• TASK OBJECTIVE: The job is to find each line of the records below that includes the word "text" and copy it.

• DATASET EXCERPTS:
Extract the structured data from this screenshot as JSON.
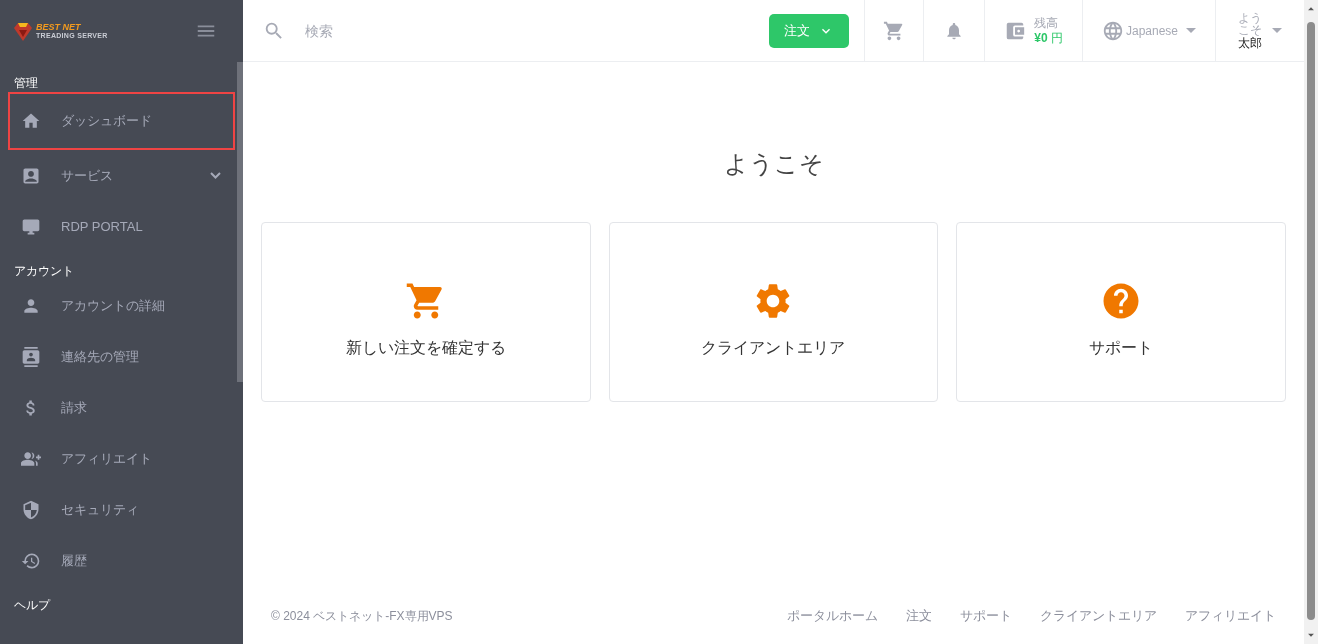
{
  "sidebar": {
    "logo": {
      "title": "BEST NET",
      "subtitle": "TREADING SERVER"
    },
    "sections": [
      {
        "heading": "管理",
        "items": [
          {
            "kind": "link",
            "label": "ダッシュボード",
            "highlighted": true
          },
          {
            "kind": "submenu",
            "label": "サービス",
            "expanded": false,
            "highlighted": false
          },
          {
            "kind": "link",
            "label": "RDP PORTAL",
            "highlighted": false
          }
        ]
      },
      {
        "heading": "アカウント",
        "items": [
          {
            "kind": "link",
            "label": "アカウントの詳細",
            "highlighted": false
          },
          {
            "kind": "link",
            "label": "連絡先の管理",
            "highlighted": false
          },
          {
            "kind": "link",
            "label": "請求",
            "highlighted": false
          },
          {
            "kind": "link",
            "label": "アフィリエイト",
            "highlighted": false
          },
          {
            "kind": "link",
            "label": "セキュリティ",
            "highlighted": false
          },
          {
            "kind": "link",
            "label": "履歴",
            "highlighted": false
          }
        ]
      },
      {
        "heading": "ヘルプ"
      }
    ]
  },
  "header": {
    "search": {
      "placeholder": "検索"
    },
    "order_button": "注文",
    "balance": {
      "label": "残高",
      "amount": "¥0",
      "currency": "円"
    },
    "language": "Japanese",
    "user": {
      "greeting": "ようこそ",
      "name": "太郎"
    }
  },
  "main": {
    "title": "ようこそ",
    "cards": [
      {
        "label": "新しい注文を確定する"
      },
      {
        "label": "クライアントエリア"
      },
      {
        "label": "サポート"
      }
    ]
  },
  "footer": {
    "copyright": "© 2024 ベストネット-FX専用VPS",
    "links": [
      "ポータルホーム",
      "注文",
      "サポート",
      "クライアントエリア",
      "アフィリエイト"
    ]
  }
}
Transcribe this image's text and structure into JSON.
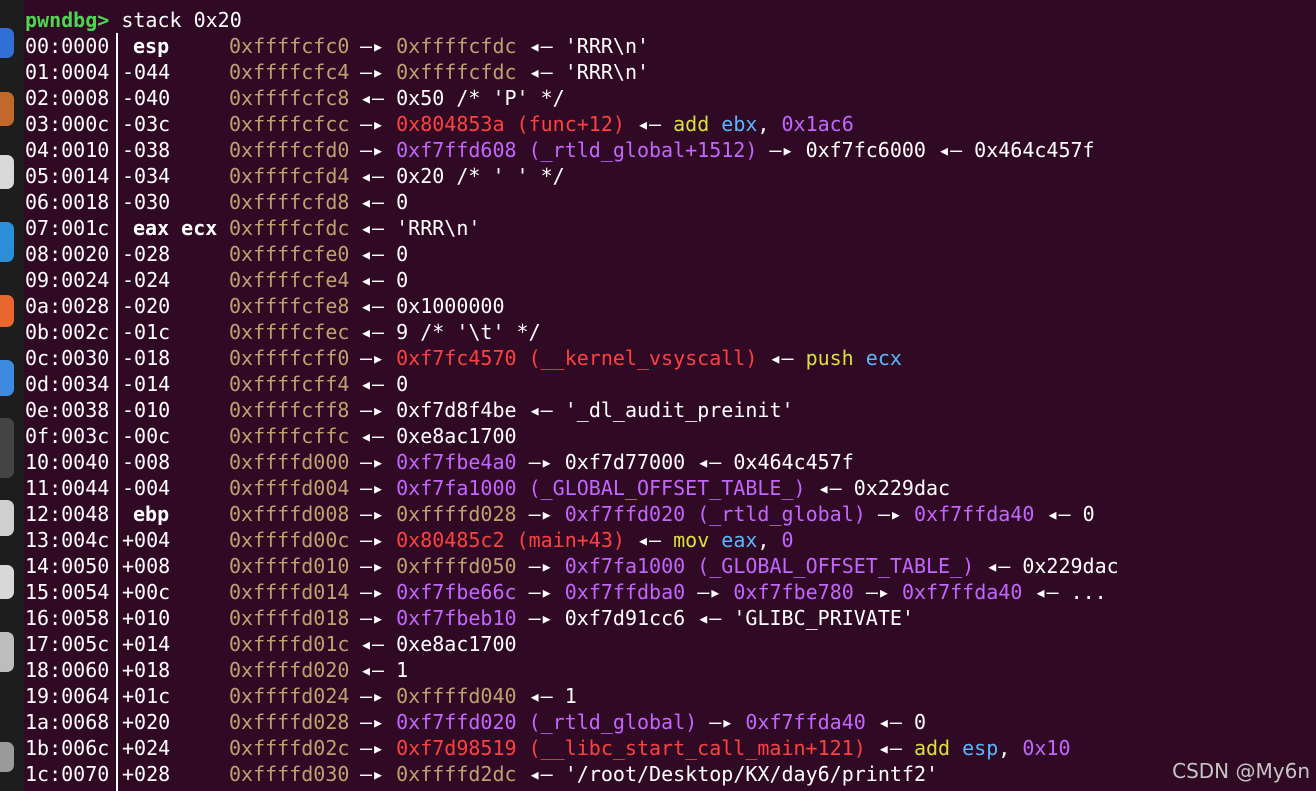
{
  "prompt": {
    "label": "pwndbg>",
    "command": " stack 0x20"
  },
  "watermark": "CSDN @My6n",
  "arrows": {
    "right": "—▸",
    "left": "◂—"
  },
  "colors": {
    "background": "#300a24",
    "prompt": "#4fd64f",
    "stack": "#c0a070",
    "code": "#ff4040",
    "data": "#c266ff",
    "instruction": "#d8e03a",
    "register": "#5ab7ff",
    "text": "#ffffff"
  },
  "rows": [
    {
      "idx": "00:0000",
      "off": "esp",
      "regs": true,
      "addr": "0xffffcfc0",
      "chain": [
        [
          "arrow",
          "right"
        ],
        [
          "stack",
          "0xffffcfdc"
        ],
        [
          "arrow",
          "left"
        ],
        [
          "white",
          "'RRR\\n'"
        ]
      ]
    },
    {
      "idx": "01:0004",
      "off": "-044",
      "addr": "0xffffcfc4",
      "chain": [
        [
          "arrow",
          "right"
        ],
        [
          "stack",
          "0xffffcfdc"
        ],
        [
          "arrow",
          "left"
        ],
        [
          "white",
          "'RRR\\n'"
        ]
      ]
    },
    {
      "idx": "02:0008",
      "off": "-040",
      "addr": "0xffffcfc8",
      "chain": [
        [
          "arrow",
          "left"
        ],
        [
          "white",
          "0x50 /* 'P' */"
        ]
      ]
    },
    {
      "idx": "03:000c",
      "off": "-03c",
      "addr": "0xffffcfcc",
      "chain": [
        [
          "arrow",
          "right"
        ],
        [
          "code",
          "0x804853a (func+12)"
        ],
        [
          "arrow",
          "left"
        ],
        [
          "ins",
          "add"
        ],
        [
          "reg",
          "ebx"
        ],
        [
          "white",
          ","
        ],
        [
          "imm",
          "0x1ac6"
        ]
      ]
    },
    {
      "idx": "04:0010",
      "off": "-038",
      "addr": "0xffffcfd0",
      "chain": [
        [
          "arrow",
          "right"
        ],
        [
          "data",
          "0xf7ffd608 (_rtld_global+1512)"
        ],
        [
          "arrow",
          "right"
        ],
        [
          "white",
          "0xf7fc6000"
        ],
        [
          "arrow",
          "left"
        ],
        [
          "white",
          "0x464c457f"
        ]
      ]
    },
    {
      "idx": "05:0014",
      "off": "-034",
      "addr": "0xffffcfd4",
      "chain": [
        [
          "arrow",
          "left"
        ],
        [
          "white",
          "0x20 /* ' ' */"
        ]
      ]
    },
    {
      "idx": "06:0018",
      "off": "-030",
      "addr": "0xffffcfd8",
      "chain": [
        [
          "arrow",
          "left"
        ],
        [
          "white",
          "0"
        ]
      ]
    },
    {
      "idx": "07:001c",
      "off": "eax ecx",
      "regs": true,
      "addr": "0xffffcfdc",
      "chain": [
        [
          "arrow",
          "left"
        ],
        [
          "white",
          "'RRR\\n'"
        ]
      ]
    },
    {
      "idx": "08:0020",
      "off": "-028",
      "addr": "0xffffcfe0",
      "chain": [
        [
          "arrow",
          "left"
        ],
        [
          "white",
          "0"
        ]
      ]
    },
    {
      "idx": "09:0024",
      "off": "-024",
      "addr": "0xffffcfe4",
      "chain": [
        [
          "arrow",
          "left"
        ],
        [
          "white",
          "0"
        ]
      ]
    },
    {
      "idx": "0a:0028",
      "off": "-020",
      "addr": "0xffffcfe8",
      "chain": [
        [
          "arrow",
          "left"
        ],
        [
          "white",
          "0x1000000"
        ]
      ]
    },
    {
      "idx": "0b:002c",
      "off": "-01c",
      "addr": "0xffffcfec",
      "chain": [
        [
          "arrow",
          "left"
        ],
        [
          "white",
          "9 /* '\\t' */"
        ]
      ]
    },
    {
      "idx": "0c:0030",
      "off": "-018",
      "addr": "0xffffcff0",
      "chain": [
        [
          "arrow",
          "right"
        ],
        [
          "code",
          "0xf7fc4570 (__kernel_vsyscall)"
        ],
        [
          "arrow",
          "left"
        ],
        [
          "ins",
          "push"
        ],
        [
          "reg",
          "ecx"
        ]
      ]
    },
    {
      "idx": "0d:0034",
      "off": "-014",
      "addr": "0xffffcff4",
      "chain": [
        [
          "arrow",
          "left"
        ],
        [
          "white",
          "0"
        ]
      ]
    },
    {
      "idx": "0e:0038",
      "off": "-010",
      "addr": "0xffffcff8",
      "chain": [
        [
          "arrow",
          "right"
        ],
        [
          "white",
          "0xf7d8f4be"
        ],
        [
          "arrow",
          "left"
        ],
        [
          "white",
          "'_dl_audit_preinit'"
        ]
      ]
    },
    {
      "idx": "0f:003c",
      "off": "-00c",
      "addr": "0xffffcffc",
      "chain": [
        [
          "arrow",
          "left"
        ],
        [
          "white",
          "0xe8ac1700"
        ]
      ]
    },
    {
      "idx": "10:0040",
      "off": "-008",
      "addr": "0xffffd000",
      "chain": [
        [
          "arrow",
          "right"
        ],
        [
          "data",
          "0xf7fbe4a0"
        ],
        [
          "arrow",
          "right"
        ],
        [
          "white",
          "0xf7d77000"
        ],
        [
          "arrow",
          "left"
        ],
        [
          "white",
          "0x464c457f"
        ]
      ]
    },
    {
      "idx": "11:0044",
      "off": "-004",
      "addr": "0xffffd004",
      "chain": [
        [
          "arrow",
          "right"
        ],
        [
          "data",
          "0xf7fa1000 (_GLOBAL_OFFSET_TABLE_)"
        ],
        [
          "arrow",
          "left"
        ],
        [
          "white",
          "0x229dac"
        ]
      ]
    },
    {
      "idx": "12:0048",
      "off": "ebp",
      "regs": true,
      "addr": "0xffffd008",
      "chain": [
        [
          "arrow",
          "right"
        ],
        [
          "stack",
          "0xffffd028"
        ],
        [
          "arrow",
          "right"
        ],
        [
          "data",
          "0xf7ffd020 (_rtld_global)"
        ],
        [
          "arrow",
          "right"
        ],
        [
          "data",
          "0xf7ffda40"
        ],
        [
          "arrow",
          "left"
        ],
        [
          "white",
          "0"
        ]
      ]
    },
    {
      "idx": "13:004c",
      "off": "+004",
      "addr": "0xffffd00c",
      "chain": [
        [
          "arrow",
          "right"
        ],
        [
          "code",
          "0x80485c2 (main+43)"
        ],
        [
          "arrow",
          "left"
        ],
        [
          "ins",
          "mov"
        ],
        [
          "reg",
          "eax"
        ],
        [
          "white",
          ","
        ],
        [
          "imm",
          "0"
        ]
      ]
    },
    {
      "idx": "14:0050",
      "off": "+008",
      "addr": "0xffffd010",
      "chain": [
        [
          "arrow",
          "right"
        ],
        [
          "stack",
          "0xffffd050"
        ],
        [
          "arrow",
          "right"
        ],
        [
          "data",
          "0xf7fa1000 (_GLOBAL_OFFSET_TABLE_)"
        ],
        [
          "arrow",
          "left"
        ],
        [
          "white",
          "0x229dac"
        ]
      ]
    },
    {
      "idx": "15:0054",
      "off": "+00c",
      "addr": "0xffffd014",
      "chain": [
        [
          "arrow",
          "right"
        ],
        [
          "data",
          "0xf7fbe66c"
        ],
        [
          "arrow",
          "right"
        ],
        [
          "data",
          "0xf7ffdba0"
        ],
        [
          "arrow",
          "right"
        ],
        [
          "data",
          "0xf7fbe780"
        ],
        [
          "arrow",
          "right"
        ],
        [
          "data",
          "0xf7ffda40"
        ],
        [
          "arrow",
          "left"
        ],
        [
          "white",
          "..."
        ]
      ]
    },
    {
      "idx": "16:0058",
      "off": "+010",
      "addr": "0xffffd018",
      "chain": [
        [
          "arrow",
          "right"
        ],
        [
          "data",
          "0xf7fbeb10"
        ],
        [
          "arrow",
          "right"
        ],
        [
          "white",
          "0xf7d91cc6"
        ],
        [
          "arrow",
          "left"
        ],
        [
          "white",
          "'GLIBC_PRIVATE'"
        ]
      ]
    },
    {
      "idx": "17:005c",
      "off": "+014",
      "addr": "0xffffd01c",
      "chain": [
        [
          "arrow",
          "left"
        ],
        [
          "white",
          "0xe8ac1700"
        ]
      ]
    },
    {
      "idx": "18:0060",
      "off": "+018",
      "addr": "0xffffd020",
      "chain": [
        [
          "arrow",
          "left"
        ],
        [
          "white",
          "1"
        ]
      ]
    },
    {
      "idx": "19:0064",
      "off": "+01c",
      "addr": "0xffffd024",
      "chain": [
        [
          "arrow",
          "right"
        ],
        [
          "stack",
          "0xffffd040"
        ],
        [
          "arrow",
          "left"
        ],
        [
          "white",
          "1"
        ]
      ]
    },
    {
      "idx": "1a:0068",
      "off": "+020",
      "addr": "0xffffd028",
      "chain": [
        [
          "arrow",
          "right"
        ],
        [
          "data",
          "0xf7ffd020 (_rtld_global)"
        ],
        [
          "arrow",
          "right"
        ],
        [
          "data",
          "0xf7ffda40"
        ],
        [
          "arrow",
          "left"
        ],
        [
          "white",
          "0"
        ]
      ]
    },
    {
      "idx": "1b:006c",
      "off": "+024",
      "addr": "0xffffd02c",
      "chain": [
        [
          "arrow",
          "right"
        ],
        [
          "code",
          "0xf7d98519 (__libc_start_call_main+121)"
        ],
        [
          "arrow",
          "left"
        ],
        [
          "ins",
          "add"
        ],
        [
          "reg",
          "esp"
        ],
        [
          "white",
          ","
        ],
        [
          "imm",
          "0x10"
        ]
      ]
    },
    {
      "idx": "1c:0070",
      "off": "+028",
      "addr": "0xffffd030",
      "chain": [
        [
          "arrow",
          "right"
        ],
        [
          "stack",
          "0xffffd2dc"
        ],
        [
          "arrow",
          "left"
        ],
        [
          "white",
          "'/root/Desktop/KX/day6/printf2'"
        ]
      ]
    }
  ]
}
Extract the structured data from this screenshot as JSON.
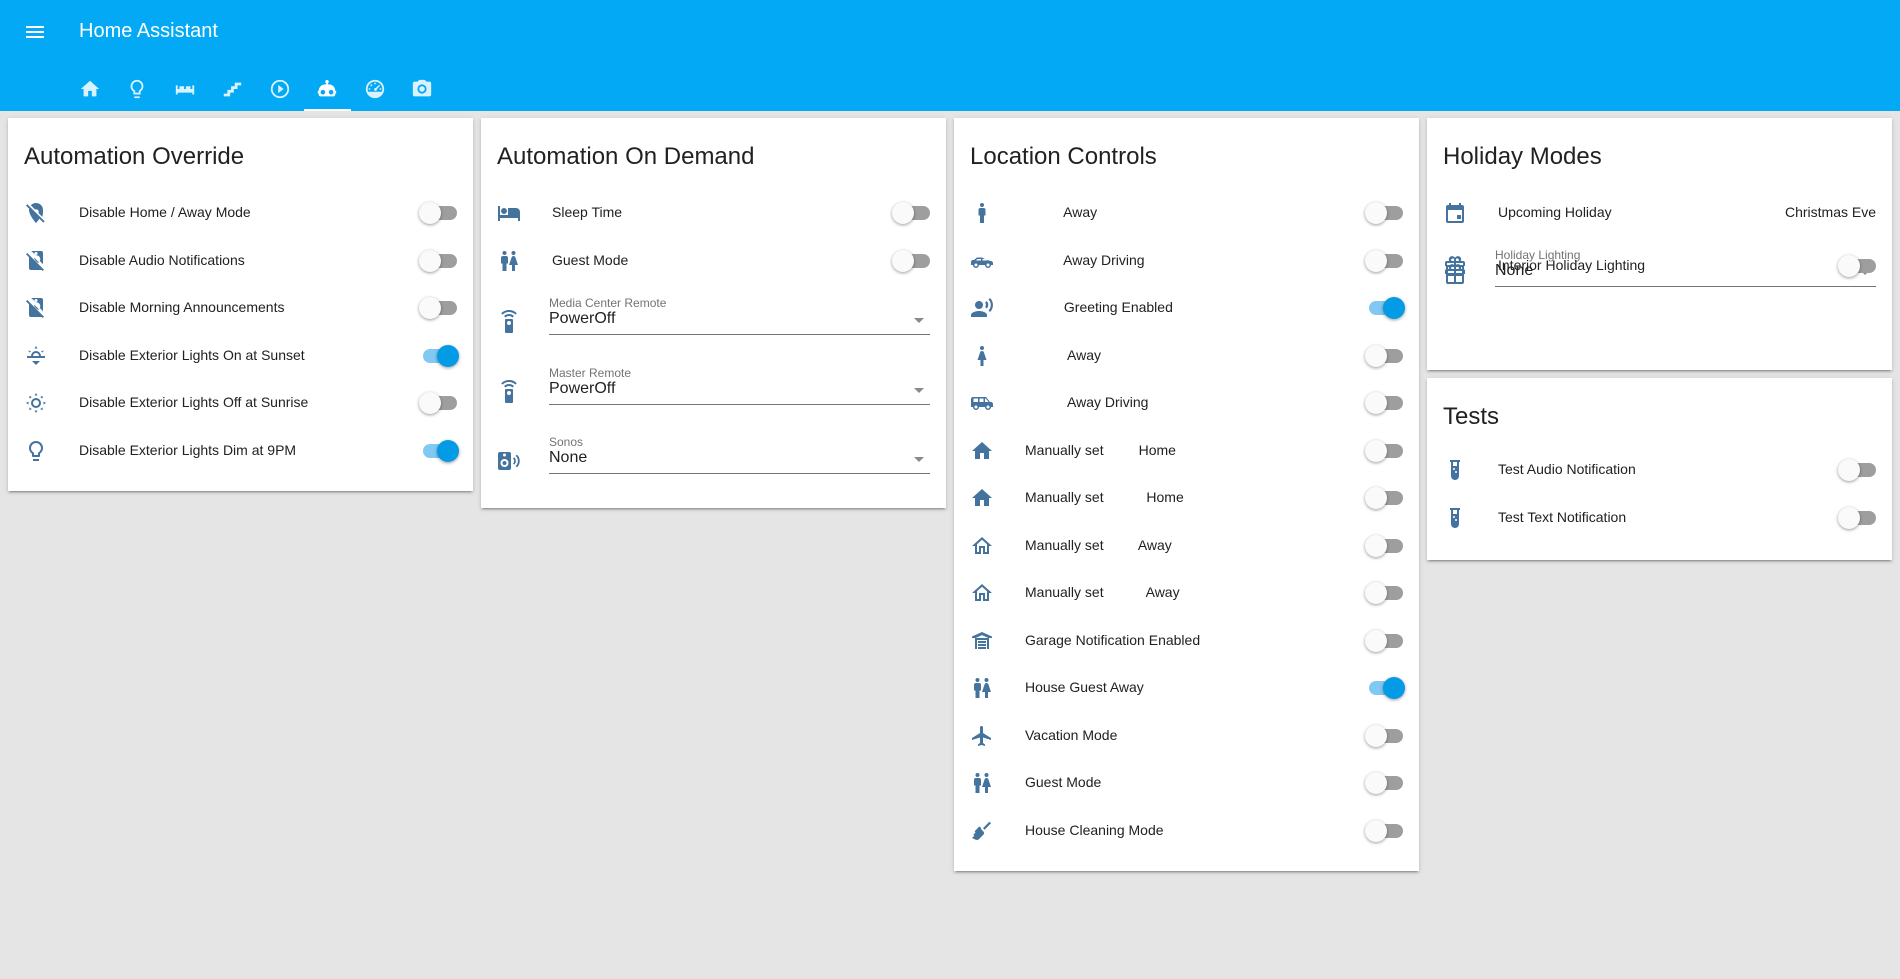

• SOLUTION:
Transcribe this image's text and structure into JSON.
    "text": "#ffffff"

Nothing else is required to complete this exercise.